A new state law, which took effect July 1, doesn’t clear up the legal haze surrounding this surplus.
The constitutional amendment that legalized medical marijuana in Colorado a decade ago allows caregivers to have three mature plants and two ounces of usable marijuana per patient. But those three plants can yield much more than the two ounces the law allows. Under ideal growing conditions, the yield can reach more than a pound per plant.
That means every grower could have surplus marijuana that’s legal while growing on the plant, but illegal the moment it’s harvested.

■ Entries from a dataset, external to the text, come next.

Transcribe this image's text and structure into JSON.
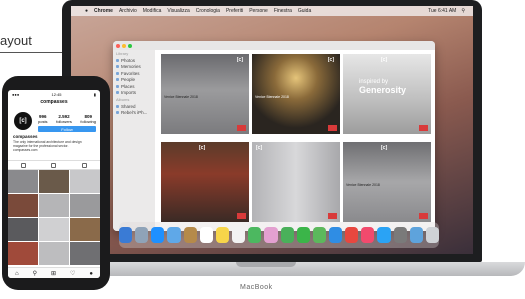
{
  "annotation": {
    "label": "ayout"
  },
  "device_brand": "MacBook",
  "menubar": {
    "apple": "",
    "items": [
      "Chrome",
      "Archivio",
      "Modifica",
      "Visualizza",
      "Cronologia",
      "Preferiti",
      "Persone",
      "Finestra",
      "Guida"
    ],
    "clock": "Tue 6:41 AM"
  },
  "finder": {
    "sidebar_heading": "Library",
    "sidebar_items": [
      "Photos",
      "Memories",
      "Favorites",
      "People",
      "Places",
      "Imports"
    ],
    "sidebar_heading2": "Albums",
    "sidebar_items2": [
      "Shared",
      "Rebel's iPh..."
    ]
  },
  "thumbs": [
    {
      "caption": "Venice Biennale 2018",
      "tag": "[c]"
    },
    {
      "caption": "Venice Biennale 2018",
      "tag": "[c]"
    },
    {
      "caption": "inspired by Generosity",
      "tag": "[c]"
    },
    {
      "caption": "",
      "tag": "[c]"
    },
    {
      "caption": "",
      "tag": "[c]"
    },
    {
      "caption": "Venice Biennale 2018",
      "tag": "[c]"
    }
  ],
  "generosity": {
    "line1": "inspired by",
    "line2": "Generosity"
  },
  "phone": {
    "status_time": "12:45",
    "username": "compasses",
    "avatar_text": "[c]",
    "stats": [
      {
        "num": "996",
        "label": "posts"
      },
      {
        "num": "2.592",
        "label": "followers"
      },
      {
        "num": "809",
        "label": "following"
      }
    ],
    "follow_label": "Follow",
    "name": "compasses",
    "bio": "The only international architecture and design magazine for the professional sector. compasses.com"
  }
}
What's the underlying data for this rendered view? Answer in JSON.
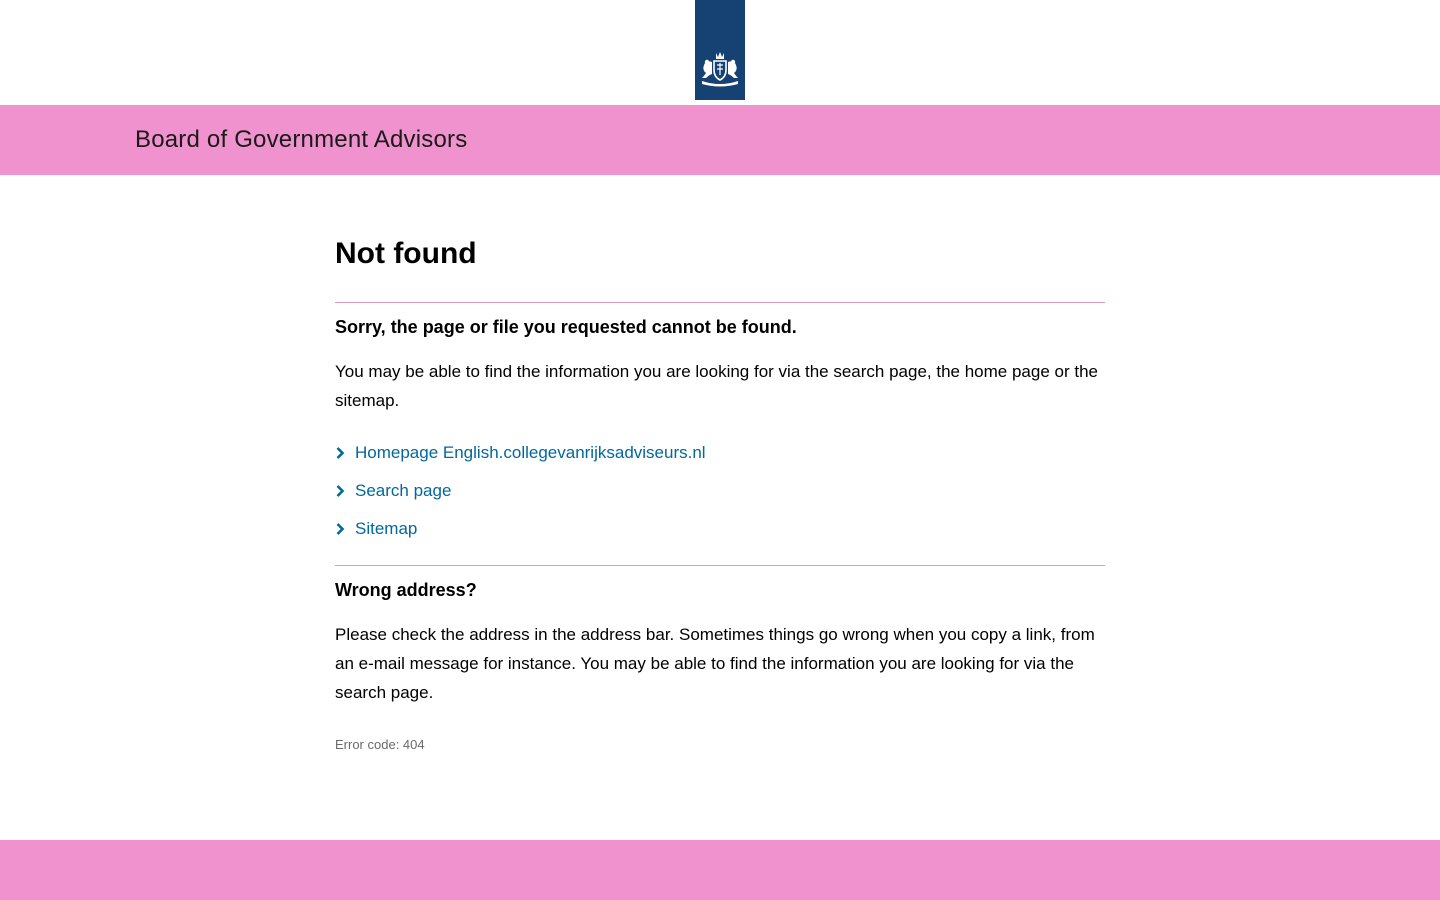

“There’s not any provision about surplus in the constitution,” said Michael Dohr, senior staff attorney for the Colorado General Assembly, who helped pen the new law. “That’s always been an open question.”
The Colorado Department of Public Health and Environment says roughly 94,000 people are currently registered medical marijuana patients. If Colorado growers have three mature plants per registered patient, they can legally harvest nearly 12,000 pounds of usable marijuana, or about six tons. However, those plants could produce a surplus of 20 to 64 tons of marijuana if the plants yield just three to eight ounces per plant.
WATCH: BP CLOSE TO PERMANENT SEAL